“I think as it relates to the leadership and the strength of your athletic department, someone having ties to the trenches — regardless of sport — but somebody that’s really put their blood, sweat and tears into the foundation of a program, and I can’t think of a better guy than Mac that has done it. He’s still connected to the student-athletes and still connected and recognizes that that’s what this is all about in the end. I think there’s a lot of ... everybody’s talking about the expectations and the shoes to fill with coach Alvarez, and there’s no question (that’s real), but I don’t think you could pick a better guy to transition into the future than Mac.”
The microphone had to be adjusted before the man of the hour spoke to the crowd Wednesday at the Kohl Center.

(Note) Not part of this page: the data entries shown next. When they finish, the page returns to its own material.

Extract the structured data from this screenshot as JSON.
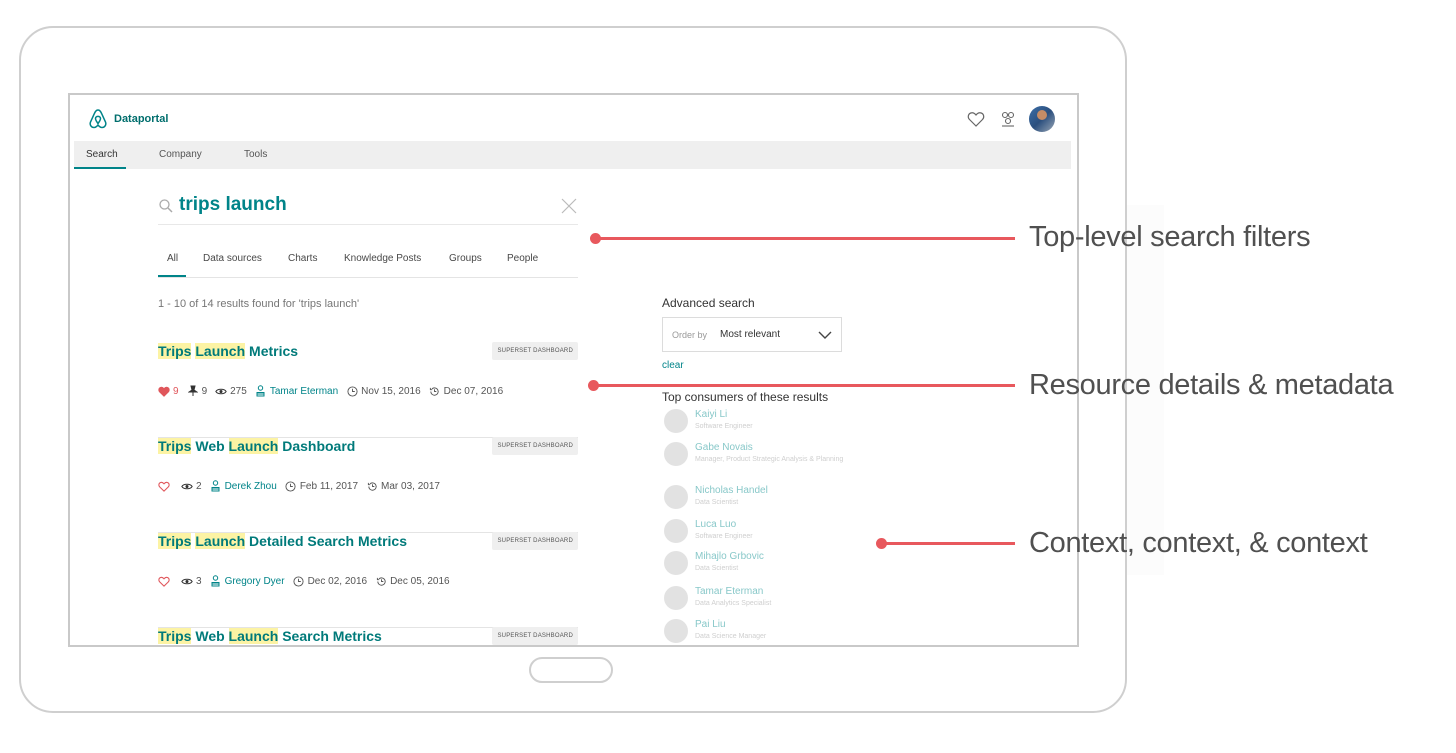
{
  "app": {
    "brand": "Dataportal"
  },
  "nav": {
    "items": [
      "Search",
      "Company",
      "Tools"
    ]
  },
  "search": {
    "query": "trips launch"
  },
  "filters": [
    "All",
    "Data sources",
    "Charts",
    "Knowledge Posts",
    "Groups",
    "People"
  ],
  "result_count": "1 - 10 of 14 results found for 'trips launch'",
  "results": [
    {
      "title_parts": [
        [
          "Trips",
          true
        ],
        [
          " ",
          false
        ],
        [
          "Launch",
          true
        ],
        [
          " Metrics",
          false
        ]
      ],
      "badge": "SUPERSET DASHBOARD",
      "likes": "9",
      "liked": true,
      "pins": "9",
      "views": "275",
      "owner": "Tamar Eterman",
      "created": "Nov 15, 2016",
      "updated": "Dec 07, 2016"
    },
    {
      "title_parts": [
        [
          "Trips",
          true
        ],
        [
          " Web ",
          false
        ],
        [
          "Launch",
          true
        ],
        [
          " Dashboard",
          false
        ]
      ],
      "badge": "SUPERSET DASHBOARD",
      "likes": "",
      "liked": false,
      "pins": "",
      "views": "2",
      "owner": "Derek Zhou",
      "created": "Feb 11, 2017",
      "updated": "Mar 03, 2017"
    },
    {
      "title_parts": [
        [
          "Trips",
          true
        ],
        [
          " ",
          false
        ],
        [
          "Launch",
          true
        ],
        [
          " Detailed Search Metrics",
          false
        ]
      ],
      "badge": "SUPERSET DASHBOARD",
      "likes": "",
      "liked": false,
      "pins": "",
      "views": "3",
      "owner": "Gregory Dyer",
      "created": "Dec 02, 2016",
      "updated": "Dec 05, 2016"
    },
    {
      "title_parts": [
        [
          "Trips",
          true
        ],
        [
          " Web ",
          false
        ],
        [
          "Launch",
          true
        ],
        [
          " Search Metrics",
          false
        ]
      ],
      "badge": "SUPERSET DASHBOARD",
      "likes": "",
      "liked": false,
      "pins": "",
      "views": "",
      "owner": "",
      "created": "",
      "updated": ""
    }
  ],
  "sidebar": {
    "advanced_title": "Advanced search",
    "order_label": "Order by",
    "order_value": "Most relevant",
    "clear": "clear",
    "consumers_title": "Top consumers of these results",
    "consumers": [
      {
        "name": "Kaiyi Li",
        "role": "Software Engineer"
      },
      {
        "name": "Gabe Novais",
        "role": "Manager, Product Strategic Analysis & Planning"
      },
      {
        "name": "Nicholas Handel",
        "role": "Data Scientist"
      },
      {
        "name": "Luca Luo",
        "role": "Software Engineer"
      },
      {
        "name": "Mihajlo Grbovic",
        "role": "Data Scientist"
      },
      {
        "name": "Tamar Eterman",
        "role": "Data Analytics Specialist"
      },
      {
        "name": "Pai Liu",
        "role": "Data Science Manager"
      }
    ]
  },
  "annotations": {
    "filters": "Top-level search filters",
    "details": "Resource details & metadata",
    "context": "Context, context, & context",
    "color": "#e8585d"
  },
  "colors": {
    "accent": "#008489",
    "highlight": "#fcf3a4"
  }
}
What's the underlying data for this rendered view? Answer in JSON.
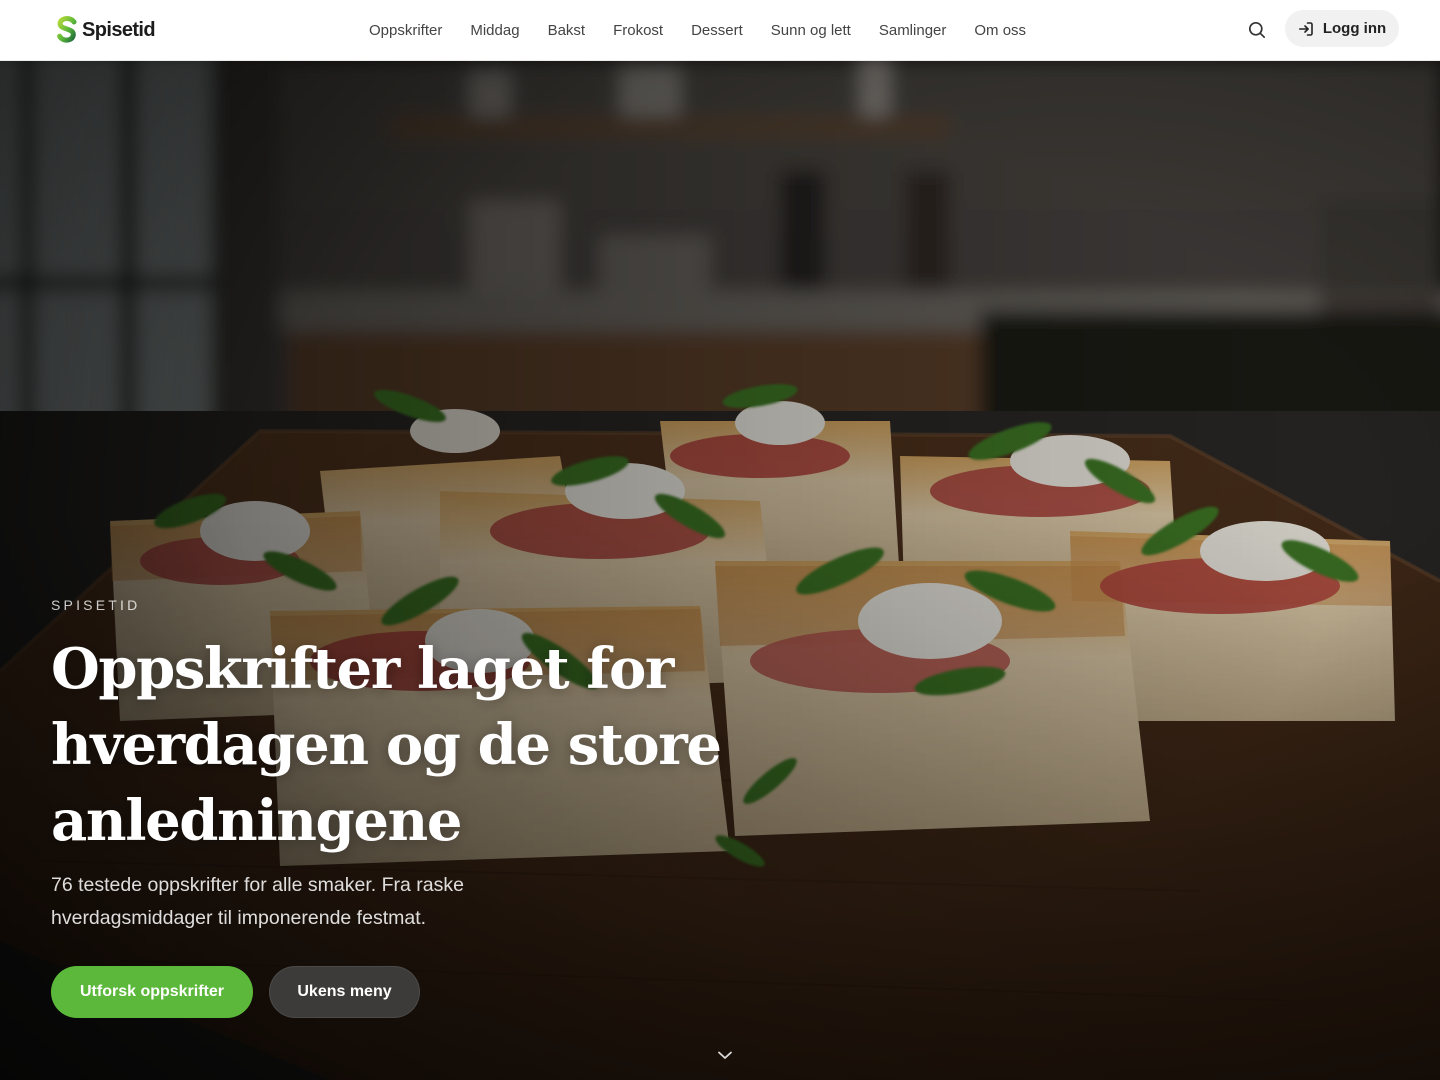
{
  "brand": {
    "name": "Spisetid",
    "accent_color": "#5cb83a"
  },
  "header": {
    "nav": [
      {
        "label": "Oppskrifter"
      },
      {
        "label": "Middag"
      },
      {
        "label": "Bakst"
      },
      {
        "label": "Frokost"
      },
      {
        "label": "Dessert"
      },
      {
        "label": "Sunn og lett"
      },
      {
        "label": "Samlinger"
      },
      {
        "label": "Om oss"
      }
    ],
    "search_icon": "search-icon",
    "login": {
      "icon": "login-arrow-icon",
      "label": "Logg inn"
    }
  },
  "hero": {
    "eyebrow": "SPISETID",
    "title": "Oppskrifter laget for hverdagen og de store anledningene",
    "subtitle": "76 testede oppskrifter for alle smaker. Fra raske hverdagsmiddager til imponerende festmat.",
    "primary_button": "Utforsk oppskrifter",
    "secondary_button": "Ukens meny",
    "scroll_icon": "chevron-down-icon",
    "image": "focaccia-pizza-slices-on-wooden-board"
  }
}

Patrick Herb — UW’s director of brand strategy and the emcee of the event — made a quip that Badgers Athletics had entered a taller era.
McIntosh is still 6-foot-6, but isn’t nearly his playing weight of 310 pounds anymore. Even Big Ten Conference commissioner Kevin Warren made reference to the Badgers being in good hands with McIntosh taking over for Alvarez.
“One thing that struck me from the first time that I met Chris a couple of years ago, and I shook his hands — his massive, strong hands,” Warren said. “This is a man who’s passionate, who has heart, who has empathy, who takes life seriously. I’m confident and I’m excited that this program will continually grow and thrive in the hands of your new athletic director, Chris McIntosh.”
Dayne recounted memories of breaking the huddle and McIntosh telling him to follow his block regardless of which way the play was designed to go.
As he did then, Dayne’s happy to follow McIntosh again as the latter takes on this new challenge.
“I’m super excited about him having this opportunity,” Dayne said. “And I think he’ll be really good at it because he’s a fighter.”